| What you should do |
Present each line of the entries below that holds the word "remarketing".

| Data entries |
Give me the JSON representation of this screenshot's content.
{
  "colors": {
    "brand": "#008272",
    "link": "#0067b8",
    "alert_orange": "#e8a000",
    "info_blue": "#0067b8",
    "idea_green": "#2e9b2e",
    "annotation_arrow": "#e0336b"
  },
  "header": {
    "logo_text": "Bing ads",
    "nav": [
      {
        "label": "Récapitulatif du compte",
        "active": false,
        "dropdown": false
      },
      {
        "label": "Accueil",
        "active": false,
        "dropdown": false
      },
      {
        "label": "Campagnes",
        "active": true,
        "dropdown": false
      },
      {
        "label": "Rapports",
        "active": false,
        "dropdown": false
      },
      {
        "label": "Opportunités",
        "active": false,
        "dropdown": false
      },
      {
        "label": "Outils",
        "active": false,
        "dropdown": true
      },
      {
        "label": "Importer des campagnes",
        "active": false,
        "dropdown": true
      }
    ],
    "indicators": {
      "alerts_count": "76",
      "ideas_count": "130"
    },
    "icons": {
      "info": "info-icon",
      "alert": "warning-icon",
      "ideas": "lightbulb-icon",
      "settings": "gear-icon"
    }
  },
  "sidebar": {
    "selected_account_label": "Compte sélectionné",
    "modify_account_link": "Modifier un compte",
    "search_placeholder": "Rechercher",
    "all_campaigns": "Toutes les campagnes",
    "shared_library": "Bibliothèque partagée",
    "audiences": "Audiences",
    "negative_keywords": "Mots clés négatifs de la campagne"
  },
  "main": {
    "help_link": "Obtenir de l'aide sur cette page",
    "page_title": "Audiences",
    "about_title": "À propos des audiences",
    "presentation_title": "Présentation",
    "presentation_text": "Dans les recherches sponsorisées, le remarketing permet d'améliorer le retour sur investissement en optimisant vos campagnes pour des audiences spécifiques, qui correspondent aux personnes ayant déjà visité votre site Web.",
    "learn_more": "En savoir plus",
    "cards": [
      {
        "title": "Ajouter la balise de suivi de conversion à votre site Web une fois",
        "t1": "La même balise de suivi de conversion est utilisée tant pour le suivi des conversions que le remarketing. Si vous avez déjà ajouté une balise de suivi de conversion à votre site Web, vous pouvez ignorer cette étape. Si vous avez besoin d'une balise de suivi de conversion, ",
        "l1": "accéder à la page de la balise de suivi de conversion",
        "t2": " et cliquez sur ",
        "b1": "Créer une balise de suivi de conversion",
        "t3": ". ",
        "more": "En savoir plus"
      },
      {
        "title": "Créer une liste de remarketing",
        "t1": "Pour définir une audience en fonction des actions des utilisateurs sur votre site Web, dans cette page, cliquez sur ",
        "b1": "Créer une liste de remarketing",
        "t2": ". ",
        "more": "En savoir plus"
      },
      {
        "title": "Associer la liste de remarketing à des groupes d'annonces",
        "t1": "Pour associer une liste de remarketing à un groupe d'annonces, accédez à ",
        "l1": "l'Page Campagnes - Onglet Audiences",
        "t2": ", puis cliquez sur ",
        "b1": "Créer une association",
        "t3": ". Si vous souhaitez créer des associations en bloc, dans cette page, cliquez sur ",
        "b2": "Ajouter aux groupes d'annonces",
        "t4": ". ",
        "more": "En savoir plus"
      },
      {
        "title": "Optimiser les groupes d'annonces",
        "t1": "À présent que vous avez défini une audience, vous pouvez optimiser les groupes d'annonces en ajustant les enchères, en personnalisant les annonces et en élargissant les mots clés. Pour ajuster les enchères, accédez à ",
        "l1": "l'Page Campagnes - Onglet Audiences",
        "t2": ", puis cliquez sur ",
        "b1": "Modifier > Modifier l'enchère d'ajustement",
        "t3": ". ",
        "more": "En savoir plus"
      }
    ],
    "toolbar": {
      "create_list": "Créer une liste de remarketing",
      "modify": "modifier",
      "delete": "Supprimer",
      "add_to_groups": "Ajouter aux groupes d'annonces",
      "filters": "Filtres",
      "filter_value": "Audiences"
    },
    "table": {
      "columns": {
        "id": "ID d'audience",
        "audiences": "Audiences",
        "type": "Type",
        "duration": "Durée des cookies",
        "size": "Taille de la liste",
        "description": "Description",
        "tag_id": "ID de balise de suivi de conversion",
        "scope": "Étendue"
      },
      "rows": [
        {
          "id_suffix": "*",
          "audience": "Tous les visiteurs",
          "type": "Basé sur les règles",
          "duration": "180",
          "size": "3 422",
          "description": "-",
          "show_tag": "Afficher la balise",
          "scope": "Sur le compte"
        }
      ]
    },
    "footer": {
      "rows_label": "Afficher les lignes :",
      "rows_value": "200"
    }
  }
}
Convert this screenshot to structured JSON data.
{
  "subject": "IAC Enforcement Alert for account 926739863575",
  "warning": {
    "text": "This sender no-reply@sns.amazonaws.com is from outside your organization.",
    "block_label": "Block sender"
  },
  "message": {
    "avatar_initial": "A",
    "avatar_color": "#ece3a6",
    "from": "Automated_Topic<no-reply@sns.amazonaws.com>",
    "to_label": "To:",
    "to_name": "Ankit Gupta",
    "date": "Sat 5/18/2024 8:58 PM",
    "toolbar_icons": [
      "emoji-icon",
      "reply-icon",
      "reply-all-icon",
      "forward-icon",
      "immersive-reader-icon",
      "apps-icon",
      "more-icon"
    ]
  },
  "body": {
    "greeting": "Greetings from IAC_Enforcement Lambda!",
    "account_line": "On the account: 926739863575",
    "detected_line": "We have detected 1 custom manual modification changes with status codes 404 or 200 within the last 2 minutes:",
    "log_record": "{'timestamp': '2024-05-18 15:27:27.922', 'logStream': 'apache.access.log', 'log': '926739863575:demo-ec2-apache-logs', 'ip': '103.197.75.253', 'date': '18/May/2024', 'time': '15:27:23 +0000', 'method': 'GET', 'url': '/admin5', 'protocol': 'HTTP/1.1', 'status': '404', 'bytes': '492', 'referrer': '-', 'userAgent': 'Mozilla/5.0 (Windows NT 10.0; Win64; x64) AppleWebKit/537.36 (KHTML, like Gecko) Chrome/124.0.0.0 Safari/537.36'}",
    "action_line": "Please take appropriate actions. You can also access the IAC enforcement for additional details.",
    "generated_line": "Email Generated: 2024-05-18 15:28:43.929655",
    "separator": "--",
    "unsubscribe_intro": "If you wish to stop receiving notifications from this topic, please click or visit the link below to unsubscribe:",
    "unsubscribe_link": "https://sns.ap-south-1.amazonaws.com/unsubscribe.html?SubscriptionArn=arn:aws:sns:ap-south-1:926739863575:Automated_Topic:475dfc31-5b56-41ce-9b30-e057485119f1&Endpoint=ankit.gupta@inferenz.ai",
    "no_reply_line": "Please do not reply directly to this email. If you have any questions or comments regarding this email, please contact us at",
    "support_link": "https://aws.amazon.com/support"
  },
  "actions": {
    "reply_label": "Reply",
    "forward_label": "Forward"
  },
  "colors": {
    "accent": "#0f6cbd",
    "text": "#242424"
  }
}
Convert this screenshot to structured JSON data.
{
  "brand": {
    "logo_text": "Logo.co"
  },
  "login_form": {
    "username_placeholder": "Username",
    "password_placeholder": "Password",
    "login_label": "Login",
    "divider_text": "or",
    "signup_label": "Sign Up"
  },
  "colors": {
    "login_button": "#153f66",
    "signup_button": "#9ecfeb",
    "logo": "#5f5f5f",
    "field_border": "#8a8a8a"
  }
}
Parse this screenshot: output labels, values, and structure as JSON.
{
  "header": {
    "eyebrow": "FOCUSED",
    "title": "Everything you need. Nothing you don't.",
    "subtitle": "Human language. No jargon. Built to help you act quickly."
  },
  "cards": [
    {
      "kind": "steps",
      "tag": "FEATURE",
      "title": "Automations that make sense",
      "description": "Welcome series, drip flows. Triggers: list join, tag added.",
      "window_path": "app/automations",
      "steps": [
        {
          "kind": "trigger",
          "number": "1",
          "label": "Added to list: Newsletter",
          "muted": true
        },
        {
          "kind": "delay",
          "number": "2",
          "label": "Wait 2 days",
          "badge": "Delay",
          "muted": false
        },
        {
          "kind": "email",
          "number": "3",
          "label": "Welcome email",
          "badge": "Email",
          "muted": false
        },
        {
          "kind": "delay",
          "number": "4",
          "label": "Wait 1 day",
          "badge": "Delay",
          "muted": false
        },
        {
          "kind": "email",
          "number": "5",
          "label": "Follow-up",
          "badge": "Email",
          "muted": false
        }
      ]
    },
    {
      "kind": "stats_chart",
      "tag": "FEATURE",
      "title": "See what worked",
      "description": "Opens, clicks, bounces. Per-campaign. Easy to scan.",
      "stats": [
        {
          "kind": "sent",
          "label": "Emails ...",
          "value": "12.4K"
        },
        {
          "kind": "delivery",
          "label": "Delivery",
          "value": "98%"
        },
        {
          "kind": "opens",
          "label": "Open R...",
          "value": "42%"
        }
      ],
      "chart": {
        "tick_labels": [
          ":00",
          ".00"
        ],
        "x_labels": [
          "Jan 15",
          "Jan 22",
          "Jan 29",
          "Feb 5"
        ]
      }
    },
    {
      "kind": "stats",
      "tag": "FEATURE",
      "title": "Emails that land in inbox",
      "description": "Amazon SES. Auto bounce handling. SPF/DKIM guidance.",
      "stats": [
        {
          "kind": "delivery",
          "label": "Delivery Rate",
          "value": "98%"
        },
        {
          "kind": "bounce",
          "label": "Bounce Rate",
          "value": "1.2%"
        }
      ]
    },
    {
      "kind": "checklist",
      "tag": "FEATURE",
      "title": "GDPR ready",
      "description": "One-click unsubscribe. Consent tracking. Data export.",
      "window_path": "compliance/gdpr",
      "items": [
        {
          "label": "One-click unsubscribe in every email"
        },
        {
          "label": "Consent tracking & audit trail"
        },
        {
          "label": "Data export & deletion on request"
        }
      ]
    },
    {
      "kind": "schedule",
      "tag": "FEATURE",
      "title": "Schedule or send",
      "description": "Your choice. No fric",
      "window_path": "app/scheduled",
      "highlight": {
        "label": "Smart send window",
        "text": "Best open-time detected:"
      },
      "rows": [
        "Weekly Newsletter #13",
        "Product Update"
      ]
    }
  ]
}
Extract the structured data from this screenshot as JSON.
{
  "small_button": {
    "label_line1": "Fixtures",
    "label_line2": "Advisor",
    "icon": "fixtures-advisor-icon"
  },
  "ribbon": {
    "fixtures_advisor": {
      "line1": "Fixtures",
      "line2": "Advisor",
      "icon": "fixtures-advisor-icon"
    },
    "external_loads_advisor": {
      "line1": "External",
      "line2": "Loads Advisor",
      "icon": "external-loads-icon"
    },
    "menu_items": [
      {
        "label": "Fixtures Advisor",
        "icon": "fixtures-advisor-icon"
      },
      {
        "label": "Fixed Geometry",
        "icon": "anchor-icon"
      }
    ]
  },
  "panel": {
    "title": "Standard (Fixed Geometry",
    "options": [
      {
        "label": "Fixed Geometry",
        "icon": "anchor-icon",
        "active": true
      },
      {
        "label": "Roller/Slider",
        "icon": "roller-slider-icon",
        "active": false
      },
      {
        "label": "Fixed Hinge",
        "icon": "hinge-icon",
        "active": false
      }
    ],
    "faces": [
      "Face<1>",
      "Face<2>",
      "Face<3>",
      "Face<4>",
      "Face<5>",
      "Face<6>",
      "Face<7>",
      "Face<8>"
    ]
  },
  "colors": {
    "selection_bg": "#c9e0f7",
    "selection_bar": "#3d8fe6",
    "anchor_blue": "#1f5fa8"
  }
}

| Answer to the problem |
    "presentation_text": "Dans les recherches sponsorisées, le remarketing permet d'améliorer le retour sur investissement en optimisant vos campagnes pour des audiences spécifiques, qui correspondent aux personnes ayant déjà visité votre site Web.",
        "t1": "La même balise de suivi de conversion est utilisée tant pour le suivi des conversions que le remarketing. Si vous avez déjà ajouté une balise de suivi de conversion à votre site Web, vous pouvez ignorer cette étape. Si vous avez besoin d'une balise de suivi de conversion, ",
        "title": "Créer une liste de remarketing",
        "b1": "Créer une liste de remarketing",
        "title": "Associer la liste de remarketing à des groupes d'annonces",
        "t1": "Pour associer une liste de remarketing à un groupe d'annonces, accédez à ",
      "create_list": "Créer une liste de remarketing",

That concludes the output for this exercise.